The female set, known as ‘The Vixens’, Saffron Oliver, Ciara Malcomson and Sinead Curren, were always to the fore as were Jason McKeown, Jordan Parr, show jumping rider James Reid, Johnnie Mulligan, Daniel Cassidy, Tommy Parr, Matthew Carvill, John Keys and Mark English on another of Shane Crabbe’s hunters. This fellow is the real deal and for sale, but is probably sold already such was his performance on the day.
Also following were Dympna Kiernan and Lloyd Parr Jnr, Harry Clements, Michelle Kelly and Charlie McPoland and Anthony McEvoy, both of whom I last met hunting in North Galway.
The first draw was along the shores of Lough Neagh and the 21½ couple of hounds took no time to find in Laurence O’Neill’s farm, running a wide circuit of the large covert, on towards Lough Neagh but he doubled back and crossed the Killycroppy Road by Glen Watters’s farm. Then he crossed another road to Brady’s and through Tommy Sheppard’s, Andrew Liggott’s and right to the shores of the lake again, but had no option but to turn back and to ground in Tommy Sheppard’s. This was a run of three miles in deep going for 45 minutes and one nameless concussed follower.
They hacked over the main road to Glen Watters’s valley and found a brace. One crossed by the huntsman, literally flying at speed, while the main pack set their sights on his pal for Drumkerran two miles away with some huge hedges, lined with wire, to be crossed with Ryan Carvill and Shane Crabble leading the way. The fox swung right-handed over Bowden’s Hill and down the other side crossing the road into Watter’s in a line for the back of Stewart’s Hall.
Meanwhile, Shane Crabbe took his own line over a huge hedge onto a narrow road that looked impossible with Jordan Parr and Mark English, riding another of Shane’s quality hunters, committed. Remarkably, the three horses landed square, managing to turn immediately without losing balance.
Further on there was a series up upright gates that they had to jump twice, and five strands of wire to test the followers which Saffron Oliver cleared in style. This fox and the pack screamed down the valley towards Robert Crawford’s over Mickey Duffy’s and to ground in a stick pile. It took two farriers, Shane Crabbe and Evan McKillion, working flat out to replace all the lost shoes. This run we clocked at four miles in 40 minutes.

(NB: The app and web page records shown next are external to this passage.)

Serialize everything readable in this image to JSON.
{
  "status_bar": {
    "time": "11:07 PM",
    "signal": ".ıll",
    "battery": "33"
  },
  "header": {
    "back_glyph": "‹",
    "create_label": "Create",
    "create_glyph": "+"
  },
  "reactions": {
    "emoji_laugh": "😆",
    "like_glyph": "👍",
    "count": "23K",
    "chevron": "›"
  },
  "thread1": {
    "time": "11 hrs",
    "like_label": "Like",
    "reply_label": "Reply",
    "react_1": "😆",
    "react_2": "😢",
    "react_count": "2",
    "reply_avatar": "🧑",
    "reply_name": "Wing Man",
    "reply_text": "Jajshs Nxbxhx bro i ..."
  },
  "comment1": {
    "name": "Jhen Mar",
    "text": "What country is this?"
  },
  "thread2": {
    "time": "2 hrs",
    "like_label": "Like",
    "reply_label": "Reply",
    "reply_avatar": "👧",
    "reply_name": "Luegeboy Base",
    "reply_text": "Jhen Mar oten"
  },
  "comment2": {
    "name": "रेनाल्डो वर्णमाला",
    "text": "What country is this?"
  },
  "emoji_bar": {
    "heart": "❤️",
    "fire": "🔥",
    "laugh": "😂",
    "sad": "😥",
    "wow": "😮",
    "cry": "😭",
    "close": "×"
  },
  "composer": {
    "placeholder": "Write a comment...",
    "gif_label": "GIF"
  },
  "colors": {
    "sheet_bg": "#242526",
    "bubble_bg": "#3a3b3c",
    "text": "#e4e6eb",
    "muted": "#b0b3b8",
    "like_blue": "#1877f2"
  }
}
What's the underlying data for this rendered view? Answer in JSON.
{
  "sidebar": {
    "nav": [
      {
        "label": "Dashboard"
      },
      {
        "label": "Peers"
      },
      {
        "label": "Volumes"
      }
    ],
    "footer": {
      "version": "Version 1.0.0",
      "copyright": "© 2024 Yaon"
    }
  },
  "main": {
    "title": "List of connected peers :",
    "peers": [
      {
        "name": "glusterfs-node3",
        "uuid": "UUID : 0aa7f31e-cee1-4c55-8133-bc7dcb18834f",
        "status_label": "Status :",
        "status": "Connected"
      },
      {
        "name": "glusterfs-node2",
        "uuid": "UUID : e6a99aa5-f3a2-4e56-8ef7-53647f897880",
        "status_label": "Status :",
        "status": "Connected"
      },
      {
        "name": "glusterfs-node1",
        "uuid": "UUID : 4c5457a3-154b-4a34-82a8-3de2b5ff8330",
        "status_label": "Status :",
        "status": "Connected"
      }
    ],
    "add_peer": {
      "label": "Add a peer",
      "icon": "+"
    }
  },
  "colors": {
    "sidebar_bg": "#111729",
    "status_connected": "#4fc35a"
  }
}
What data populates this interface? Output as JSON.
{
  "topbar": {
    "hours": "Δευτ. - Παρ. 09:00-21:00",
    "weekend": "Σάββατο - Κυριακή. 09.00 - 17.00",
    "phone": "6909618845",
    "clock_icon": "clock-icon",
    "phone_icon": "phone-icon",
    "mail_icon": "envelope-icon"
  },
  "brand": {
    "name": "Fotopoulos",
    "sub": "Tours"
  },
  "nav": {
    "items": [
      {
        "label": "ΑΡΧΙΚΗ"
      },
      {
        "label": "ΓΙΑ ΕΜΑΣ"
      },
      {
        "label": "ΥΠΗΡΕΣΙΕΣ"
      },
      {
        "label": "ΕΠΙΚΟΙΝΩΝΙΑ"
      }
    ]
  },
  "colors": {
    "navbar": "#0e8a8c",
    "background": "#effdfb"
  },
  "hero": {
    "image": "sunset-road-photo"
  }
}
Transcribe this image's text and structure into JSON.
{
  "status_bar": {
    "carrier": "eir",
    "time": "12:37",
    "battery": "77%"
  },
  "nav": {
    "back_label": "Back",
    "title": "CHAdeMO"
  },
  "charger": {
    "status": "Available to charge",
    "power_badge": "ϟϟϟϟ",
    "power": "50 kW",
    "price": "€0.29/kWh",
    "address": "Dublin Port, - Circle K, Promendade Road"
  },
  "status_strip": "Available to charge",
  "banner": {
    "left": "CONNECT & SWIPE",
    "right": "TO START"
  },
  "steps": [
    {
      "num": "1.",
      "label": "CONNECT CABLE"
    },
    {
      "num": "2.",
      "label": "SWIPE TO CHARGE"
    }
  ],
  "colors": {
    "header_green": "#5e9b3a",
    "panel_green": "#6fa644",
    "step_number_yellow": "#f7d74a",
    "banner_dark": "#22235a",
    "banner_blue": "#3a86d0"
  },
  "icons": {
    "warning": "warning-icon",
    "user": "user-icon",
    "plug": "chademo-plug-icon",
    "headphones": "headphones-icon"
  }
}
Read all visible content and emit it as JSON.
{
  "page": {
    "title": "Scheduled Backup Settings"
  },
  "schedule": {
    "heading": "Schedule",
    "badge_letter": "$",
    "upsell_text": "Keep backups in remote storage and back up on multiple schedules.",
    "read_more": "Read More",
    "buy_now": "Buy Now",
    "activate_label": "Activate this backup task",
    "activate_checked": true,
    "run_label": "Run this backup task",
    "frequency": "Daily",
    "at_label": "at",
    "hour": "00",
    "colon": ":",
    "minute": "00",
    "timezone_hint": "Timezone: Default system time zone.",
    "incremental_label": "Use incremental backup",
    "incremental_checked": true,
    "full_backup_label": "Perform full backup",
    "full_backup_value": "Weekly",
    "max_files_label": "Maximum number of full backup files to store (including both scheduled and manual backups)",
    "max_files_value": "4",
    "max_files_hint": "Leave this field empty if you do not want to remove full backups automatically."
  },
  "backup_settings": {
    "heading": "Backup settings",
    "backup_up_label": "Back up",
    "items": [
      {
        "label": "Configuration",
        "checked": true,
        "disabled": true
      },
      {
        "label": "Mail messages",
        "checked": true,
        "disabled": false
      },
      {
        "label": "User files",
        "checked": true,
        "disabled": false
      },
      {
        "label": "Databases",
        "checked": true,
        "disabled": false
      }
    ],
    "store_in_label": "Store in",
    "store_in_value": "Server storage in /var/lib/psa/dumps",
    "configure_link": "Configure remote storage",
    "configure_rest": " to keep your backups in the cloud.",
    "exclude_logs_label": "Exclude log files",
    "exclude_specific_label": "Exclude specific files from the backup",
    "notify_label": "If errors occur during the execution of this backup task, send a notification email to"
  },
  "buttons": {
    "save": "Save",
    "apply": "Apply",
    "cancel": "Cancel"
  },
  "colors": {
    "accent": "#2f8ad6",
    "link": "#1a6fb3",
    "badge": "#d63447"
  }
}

The next draw was at the back of Stewart’s Hall before crossing the road and drawing The Lady’s Mile, where hounds found at the back of Plunkett Duffy’s. This fox crossed the road into Robin Watters’s and onto Kenny Newell’s and after a fast two miles they lost him, so home was blown. Indeed, horses and riders had enough by then as the heavy going began to tell, sapping stamina.
What a day!
Huntsman Ryan Carvill produced probably the best day of the season to bring it to a close. Aside from the temporary fencing on the day, it took a further two days to complete the fencing as they had crossed so much country.
The hunt was reformed in 1960 after disbanding in the post war years and they hunt South Tyrone, North Monaghan and North Armagh over varied country of stiff hedges, wire and drains.
Chairman: Stephen Hutchinson
Joint-masters: Andy Oliver and Tony Weir
Huntsman: Ryan Carvill
Whippers-in: Paul Kinane and Shane Crabbe
Field-master: Andy Oliver
Honorary Secretary: Naomi Buchanan
Honorary Treasurer: Denis Canavan